◆ **Task item**: Establish the number of lines below that contain the string "value". State that number alone.

□ □ □ □ □

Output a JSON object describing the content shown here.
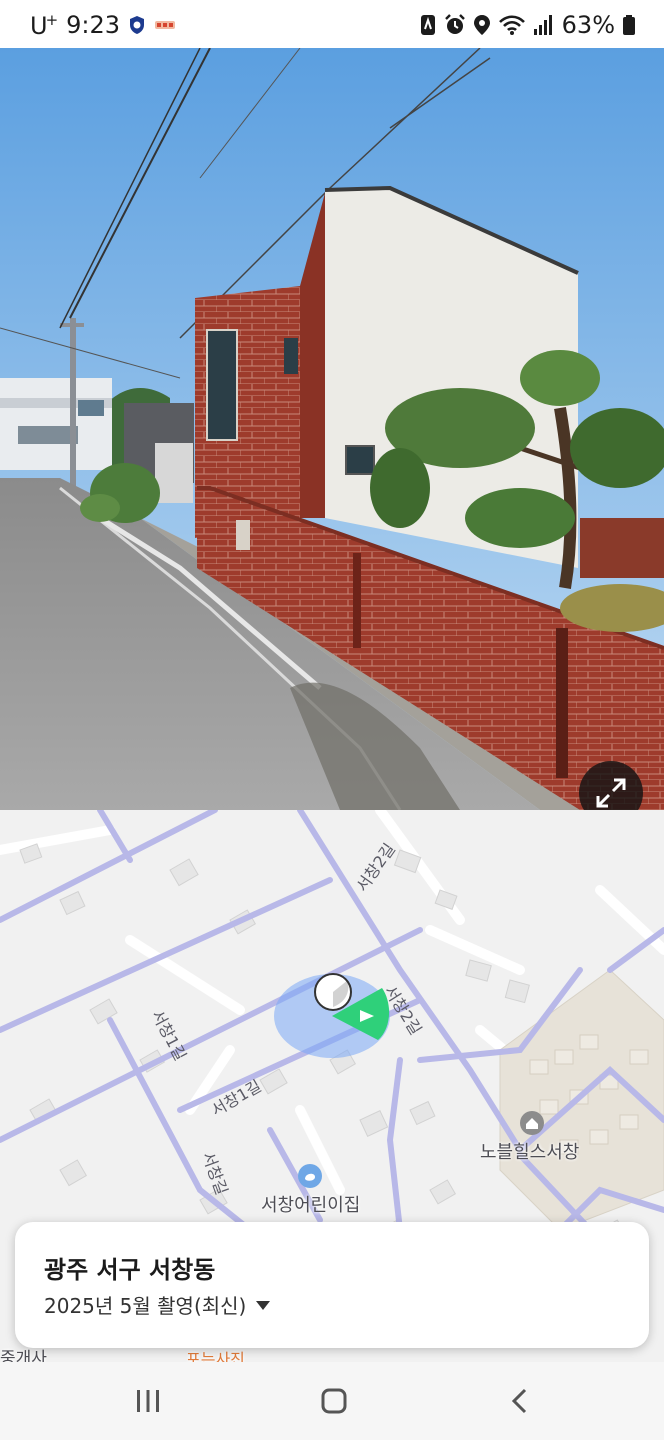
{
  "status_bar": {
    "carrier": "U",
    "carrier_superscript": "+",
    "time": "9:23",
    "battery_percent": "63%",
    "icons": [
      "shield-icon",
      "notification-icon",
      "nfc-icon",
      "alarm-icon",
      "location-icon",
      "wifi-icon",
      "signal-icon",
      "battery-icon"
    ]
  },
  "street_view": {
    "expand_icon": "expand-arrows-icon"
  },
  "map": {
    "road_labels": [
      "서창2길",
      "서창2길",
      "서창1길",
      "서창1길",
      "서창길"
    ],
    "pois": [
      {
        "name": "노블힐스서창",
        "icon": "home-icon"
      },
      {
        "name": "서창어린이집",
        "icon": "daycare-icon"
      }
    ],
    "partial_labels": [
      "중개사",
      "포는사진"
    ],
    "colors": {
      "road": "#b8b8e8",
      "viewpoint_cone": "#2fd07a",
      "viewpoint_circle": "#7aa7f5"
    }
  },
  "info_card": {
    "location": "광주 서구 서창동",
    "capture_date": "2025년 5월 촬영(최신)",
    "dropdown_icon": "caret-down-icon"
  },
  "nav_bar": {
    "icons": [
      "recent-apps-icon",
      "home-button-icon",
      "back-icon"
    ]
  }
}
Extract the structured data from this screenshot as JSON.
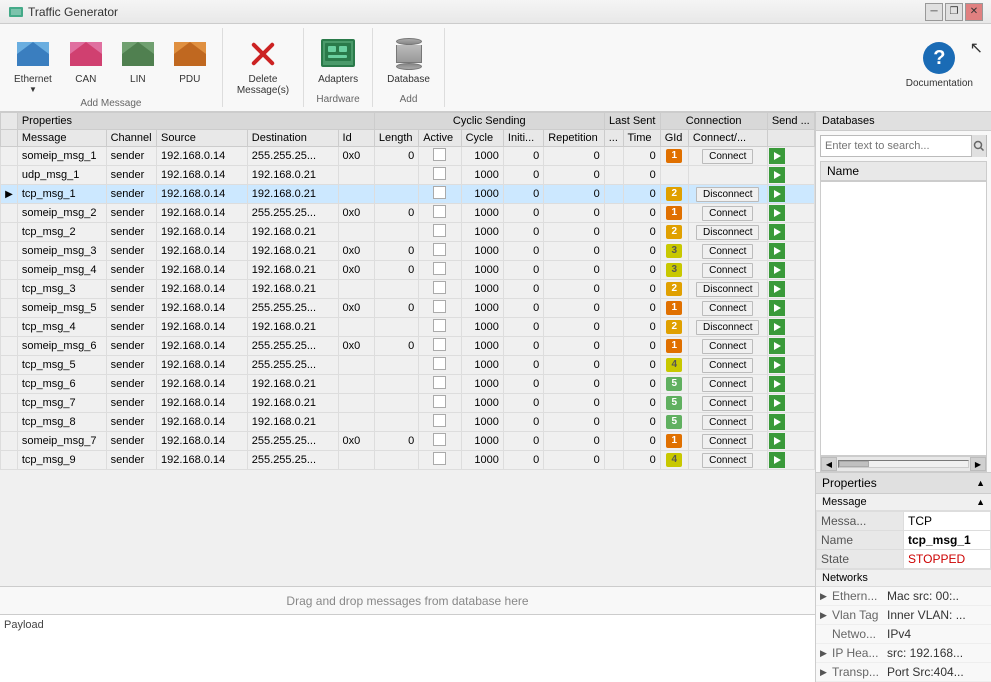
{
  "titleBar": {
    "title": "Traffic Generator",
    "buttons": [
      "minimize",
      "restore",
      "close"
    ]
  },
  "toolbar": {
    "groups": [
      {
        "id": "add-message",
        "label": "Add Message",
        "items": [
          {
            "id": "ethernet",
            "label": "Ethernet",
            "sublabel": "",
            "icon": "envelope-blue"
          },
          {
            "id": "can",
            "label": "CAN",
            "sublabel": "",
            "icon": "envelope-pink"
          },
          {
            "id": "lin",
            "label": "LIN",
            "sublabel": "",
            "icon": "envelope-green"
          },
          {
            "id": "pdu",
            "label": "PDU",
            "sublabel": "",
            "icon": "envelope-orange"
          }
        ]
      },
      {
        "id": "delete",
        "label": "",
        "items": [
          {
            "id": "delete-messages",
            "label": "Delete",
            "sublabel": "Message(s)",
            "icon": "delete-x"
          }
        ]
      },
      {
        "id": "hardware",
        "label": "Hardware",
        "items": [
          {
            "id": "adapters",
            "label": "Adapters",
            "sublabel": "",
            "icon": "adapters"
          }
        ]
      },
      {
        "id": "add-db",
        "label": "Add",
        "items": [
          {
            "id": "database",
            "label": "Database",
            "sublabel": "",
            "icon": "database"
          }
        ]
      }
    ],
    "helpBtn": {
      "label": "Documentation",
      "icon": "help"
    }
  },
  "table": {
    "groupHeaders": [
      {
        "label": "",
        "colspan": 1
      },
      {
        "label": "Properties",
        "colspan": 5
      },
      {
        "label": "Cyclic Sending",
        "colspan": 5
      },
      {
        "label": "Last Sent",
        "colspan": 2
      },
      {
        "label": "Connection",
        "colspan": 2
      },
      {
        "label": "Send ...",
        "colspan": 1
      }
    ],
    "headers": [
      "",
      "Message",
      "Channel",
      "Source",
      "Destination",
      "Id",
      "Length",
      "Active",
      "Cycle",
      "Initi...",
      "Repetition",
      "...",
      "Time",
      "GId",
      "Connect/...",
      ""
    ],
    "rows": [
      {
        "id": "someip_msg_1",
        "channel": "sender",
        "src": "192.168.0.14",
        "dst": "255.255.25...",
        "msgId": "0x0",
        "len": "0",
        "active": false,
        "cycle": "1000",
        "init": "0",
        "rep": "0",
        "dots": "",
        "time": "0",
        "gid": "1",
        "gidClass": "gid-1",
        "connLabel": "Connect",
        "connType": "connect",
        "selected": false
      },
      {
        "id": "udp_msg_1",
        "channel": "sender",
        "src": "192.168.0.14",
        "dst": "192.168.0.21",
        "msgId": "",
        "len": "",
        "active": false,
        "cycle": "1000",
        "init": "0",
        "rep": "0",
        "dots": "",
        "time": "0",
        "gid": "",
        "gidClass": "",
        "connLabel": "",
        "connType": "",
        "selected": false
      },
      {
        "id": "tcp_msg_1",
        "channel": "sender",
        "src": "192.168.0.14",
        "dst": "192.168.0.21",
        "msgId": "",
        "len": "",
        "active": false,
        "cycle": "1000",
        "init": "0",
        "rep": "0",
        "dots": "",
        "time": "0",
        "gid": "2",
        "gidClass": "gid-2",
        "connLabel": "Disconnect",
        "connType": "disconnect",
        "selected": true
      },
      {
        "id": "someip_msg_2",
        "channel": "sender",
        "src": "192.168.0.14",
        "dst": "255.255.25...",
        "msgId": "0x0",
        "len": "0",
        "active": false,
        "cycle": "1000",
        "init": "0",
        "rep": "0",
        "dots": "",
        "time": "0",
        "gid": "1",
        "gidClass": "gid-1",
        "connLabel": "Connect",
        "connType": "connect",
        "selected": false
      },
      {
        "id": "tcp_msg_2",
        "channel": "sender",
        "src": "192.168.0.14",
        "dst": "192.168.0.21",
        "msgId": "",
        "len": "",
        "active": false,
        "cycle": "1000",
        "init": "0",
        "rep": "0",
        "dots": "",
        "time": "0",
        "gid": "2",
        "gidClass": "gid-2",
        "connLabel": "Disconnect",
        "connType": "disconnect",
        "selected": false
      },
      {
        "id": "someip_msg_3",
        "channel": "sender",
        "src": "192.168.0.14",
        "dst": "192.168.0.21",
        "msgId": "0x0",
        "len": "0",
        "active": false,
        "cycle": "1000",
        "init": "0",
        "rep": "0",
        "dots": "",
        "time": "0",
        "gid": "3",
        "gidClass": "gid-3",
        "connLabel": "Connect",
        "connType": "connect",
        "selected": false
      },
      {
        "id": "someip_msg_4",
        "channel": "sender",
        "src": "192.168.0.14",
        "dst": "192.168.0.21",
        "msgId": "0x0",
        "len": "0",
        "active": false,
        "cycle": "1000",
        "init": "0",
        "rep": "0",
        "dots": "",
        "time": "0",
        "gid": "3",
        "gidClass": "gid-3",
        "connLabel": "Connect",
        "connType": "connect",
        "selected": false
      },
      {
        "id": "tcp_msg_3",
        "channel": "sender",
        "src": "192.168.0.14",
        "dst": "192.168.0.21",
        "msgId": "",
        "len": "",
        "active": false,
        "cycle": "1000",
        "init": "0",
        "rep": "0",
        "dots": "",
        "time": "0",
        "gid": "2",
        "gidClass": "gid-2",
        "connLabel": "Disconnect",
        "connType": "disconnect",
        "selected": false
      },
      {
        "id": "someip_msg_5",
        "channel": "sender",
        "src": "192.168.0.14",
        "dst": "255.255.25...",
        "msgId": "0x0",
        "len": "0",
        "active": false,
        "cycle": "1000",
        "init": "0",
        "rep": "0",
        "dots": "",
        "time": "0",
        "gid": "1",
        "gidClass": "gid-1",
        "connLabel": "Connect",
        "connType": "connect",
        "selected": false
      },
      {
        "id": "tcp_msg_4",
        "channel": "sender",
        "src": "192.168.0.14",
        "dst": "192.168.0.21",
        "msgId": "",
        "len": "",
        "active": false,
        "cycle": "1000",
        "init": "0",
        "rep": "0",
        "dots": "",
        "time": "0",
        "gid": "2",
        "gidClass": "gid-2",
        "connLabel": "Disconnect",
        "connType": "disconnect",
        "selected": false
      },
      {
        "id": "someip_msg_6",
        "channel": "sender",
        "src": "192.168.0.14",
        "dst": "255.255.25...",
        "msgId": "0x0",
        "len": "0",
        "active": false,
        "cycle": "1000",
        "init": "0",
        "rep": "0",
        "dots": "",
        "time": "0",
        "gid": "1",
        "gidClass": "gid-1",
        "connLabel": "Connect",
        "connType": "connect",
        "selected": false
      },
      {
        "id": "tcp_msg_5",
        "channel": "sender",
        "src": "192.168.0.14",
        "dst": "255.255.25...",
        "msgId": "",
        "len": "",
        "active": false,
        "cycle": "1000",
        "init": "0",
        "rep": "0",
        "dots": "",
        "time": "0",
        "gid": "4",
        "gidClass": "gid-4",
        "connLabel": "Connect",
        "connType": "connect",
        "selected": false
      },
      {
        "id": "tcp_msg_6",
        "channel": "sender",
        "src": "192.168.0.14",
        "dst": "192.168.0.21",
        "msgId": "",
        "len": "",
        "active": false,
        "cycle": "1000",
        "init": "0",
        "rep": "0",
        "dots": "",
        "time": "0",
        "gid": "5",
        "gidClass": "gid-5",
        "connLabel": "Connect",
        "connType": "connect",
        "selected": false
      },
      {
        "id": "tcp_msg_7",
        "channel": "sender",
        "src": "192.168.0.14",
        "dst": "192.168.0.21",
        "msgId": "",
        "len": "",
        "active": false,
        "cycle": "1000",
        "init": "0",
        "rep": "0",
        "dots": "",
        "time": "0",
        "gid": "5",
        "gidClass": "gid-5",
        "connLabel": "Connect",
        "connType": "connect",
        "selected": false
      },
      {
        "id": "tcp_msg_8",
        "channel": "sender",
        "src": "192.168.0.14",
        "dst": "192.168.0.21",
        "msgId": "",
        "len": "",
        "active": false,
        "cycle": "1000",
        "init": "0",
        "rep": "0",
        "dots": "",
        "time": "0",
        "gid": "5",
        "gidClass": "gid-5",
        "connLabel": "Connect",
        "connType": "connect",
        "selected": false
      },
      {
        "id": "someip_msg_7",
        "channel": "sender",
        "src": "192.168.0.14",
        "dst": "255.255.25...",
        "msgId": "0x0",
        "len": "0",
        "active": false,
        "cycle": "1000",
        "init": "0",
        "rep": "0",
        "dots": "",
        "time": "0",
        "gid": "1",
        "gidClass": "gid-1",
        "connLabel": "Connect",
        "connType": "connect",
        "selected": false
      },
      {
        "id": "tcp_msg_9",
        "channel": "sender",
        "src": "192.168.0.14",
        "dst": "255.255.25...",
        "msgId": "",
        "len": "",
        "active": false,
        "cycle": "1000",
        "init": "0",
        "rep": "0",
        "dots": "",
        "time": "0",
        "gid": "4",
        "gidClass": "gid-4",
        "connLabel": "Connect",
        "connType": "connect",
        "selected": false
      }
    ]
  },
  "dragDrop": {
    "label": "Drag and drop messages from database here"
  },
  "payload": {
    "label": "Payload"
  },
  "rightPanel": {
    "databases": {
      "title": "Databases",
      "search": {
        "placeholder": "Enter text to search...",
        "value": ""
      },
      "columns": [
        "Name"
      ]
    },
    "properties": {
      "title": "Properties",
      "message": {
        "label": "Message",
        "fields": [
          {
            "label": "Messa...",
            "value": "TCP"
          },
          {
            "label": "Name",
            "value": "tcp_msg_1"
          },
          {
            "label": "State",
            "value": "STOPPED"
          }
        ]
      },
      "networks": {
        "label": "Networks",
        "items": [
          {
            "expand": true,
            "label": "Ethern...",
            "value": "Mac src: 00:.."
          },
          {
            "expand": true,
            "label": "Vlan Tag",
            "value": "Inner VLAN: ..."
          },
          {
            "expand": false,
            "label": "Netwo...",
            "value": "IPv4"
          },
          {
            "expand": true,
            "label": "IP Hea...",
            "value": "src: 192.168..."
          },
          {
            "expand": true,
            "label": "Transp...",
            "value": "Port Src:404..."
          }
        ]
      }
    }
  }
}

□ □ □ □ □

◆ **Written solution**: 9